Dataset excerpts

---------------

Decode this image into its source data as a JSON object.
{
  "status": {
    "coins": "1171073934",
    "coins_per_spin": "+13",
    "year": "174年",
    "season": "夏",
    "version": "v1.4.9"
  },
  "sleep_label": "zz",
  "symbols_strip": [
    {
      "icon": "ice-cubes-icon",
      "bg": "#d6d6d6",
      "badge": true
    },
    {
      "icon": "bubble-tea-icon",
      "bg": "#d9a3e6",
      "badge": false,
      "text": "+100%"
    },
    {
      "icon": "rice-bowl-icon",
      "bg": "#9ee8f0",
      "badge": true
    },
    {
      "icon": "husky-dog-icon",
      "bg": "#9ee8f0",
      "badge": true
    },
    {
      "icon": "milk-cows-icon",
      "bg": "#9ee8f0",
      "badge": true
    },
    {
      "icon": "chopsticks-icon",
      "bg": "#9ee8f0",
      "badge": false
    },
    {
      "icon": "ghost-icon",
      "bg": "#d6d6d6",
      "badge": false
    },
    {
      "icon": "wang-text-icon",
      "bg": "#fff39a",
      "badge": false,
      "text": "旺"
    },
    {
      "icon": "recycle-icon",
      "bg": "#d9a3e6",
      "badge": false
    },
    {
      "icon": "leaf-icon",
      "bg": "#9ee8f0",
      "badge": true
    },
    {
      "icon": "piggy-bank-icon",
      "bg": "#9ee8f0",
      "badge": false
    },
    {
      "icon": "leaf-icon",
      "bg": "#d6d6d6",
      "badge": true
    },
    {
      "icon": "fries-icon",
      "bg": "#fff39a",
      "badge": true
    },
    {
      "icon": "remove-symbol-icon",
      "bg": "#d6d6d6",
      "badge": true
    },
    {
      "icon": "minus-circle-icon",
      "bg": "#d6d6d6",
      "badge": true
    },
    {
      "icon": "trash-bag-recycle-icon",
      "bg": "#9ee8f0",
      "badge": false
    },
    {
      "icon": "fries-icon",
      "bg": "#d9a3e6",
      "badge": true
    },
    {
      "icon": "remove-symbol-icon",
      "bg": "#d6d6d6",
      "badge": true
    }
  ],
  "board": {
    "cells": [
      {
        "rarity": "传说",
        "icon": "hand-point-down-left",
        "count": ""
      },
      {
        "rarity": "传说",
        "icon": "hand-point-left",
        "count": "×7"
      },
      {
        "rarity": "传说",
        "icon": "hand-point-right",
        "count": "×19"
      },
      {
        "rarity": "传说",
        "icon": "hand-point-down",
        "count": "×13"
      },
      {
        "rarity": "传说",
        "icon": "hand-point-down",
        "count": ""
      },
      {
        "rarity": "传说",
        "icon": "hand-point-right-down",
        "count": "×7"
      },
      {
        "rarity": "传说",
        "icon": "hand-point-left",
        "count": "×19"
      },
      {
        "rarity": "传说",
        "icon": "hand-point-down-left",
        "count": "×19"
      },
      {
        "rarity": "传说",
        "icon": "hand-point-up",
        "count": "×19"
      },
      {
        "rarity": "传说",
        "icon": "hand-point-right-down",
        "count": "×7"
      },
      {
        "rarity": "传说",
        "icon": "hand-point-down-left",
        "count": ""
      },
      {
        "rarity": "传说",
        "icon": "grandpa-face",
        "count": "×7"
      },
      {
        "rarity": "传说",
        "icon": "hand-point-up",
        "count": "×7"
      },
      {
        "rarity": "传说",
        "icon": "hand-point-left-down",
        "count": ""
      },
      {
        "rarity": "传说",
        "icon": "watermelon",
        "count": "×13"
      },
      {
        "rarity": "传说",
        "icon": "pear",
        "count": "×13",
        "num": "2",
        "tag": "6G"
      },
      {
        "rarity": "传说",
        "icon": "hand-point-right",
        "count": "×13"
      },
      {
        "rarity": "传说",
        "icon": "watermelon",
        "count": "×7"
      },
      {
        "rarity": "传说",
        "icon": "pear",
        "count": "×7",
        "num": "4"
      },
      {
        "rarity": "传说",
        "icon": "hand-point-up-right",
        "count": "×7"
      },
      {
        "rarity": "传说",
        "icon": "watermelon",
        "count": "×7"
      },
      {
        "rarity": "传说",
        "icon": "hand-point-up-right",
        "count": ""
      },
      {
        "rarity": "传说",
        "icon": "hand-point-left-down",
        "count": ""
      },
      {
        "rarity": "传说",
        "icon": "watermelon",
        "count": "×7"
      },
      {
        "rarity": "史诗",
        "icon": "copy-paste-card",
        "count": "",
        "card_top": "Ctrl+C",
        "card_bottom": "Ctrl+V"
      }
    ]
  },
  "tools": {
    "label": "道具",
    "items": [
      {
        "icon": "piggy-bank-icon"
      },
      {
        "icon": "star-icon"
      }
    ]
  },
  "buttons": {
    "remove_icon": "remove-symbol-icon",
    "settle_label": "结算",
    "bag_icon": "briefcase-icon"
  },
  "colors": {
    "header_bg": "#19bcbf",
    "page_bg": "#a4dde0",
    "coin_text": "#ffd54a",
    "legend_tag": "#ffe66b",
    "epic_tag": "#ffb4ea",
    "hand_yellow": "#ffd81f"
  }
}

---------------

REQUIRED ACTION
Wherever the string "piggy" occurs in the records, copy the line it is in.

REPLY
      "icon": "piggy-bank-icon",
        "icon": "piggy-bank-icon"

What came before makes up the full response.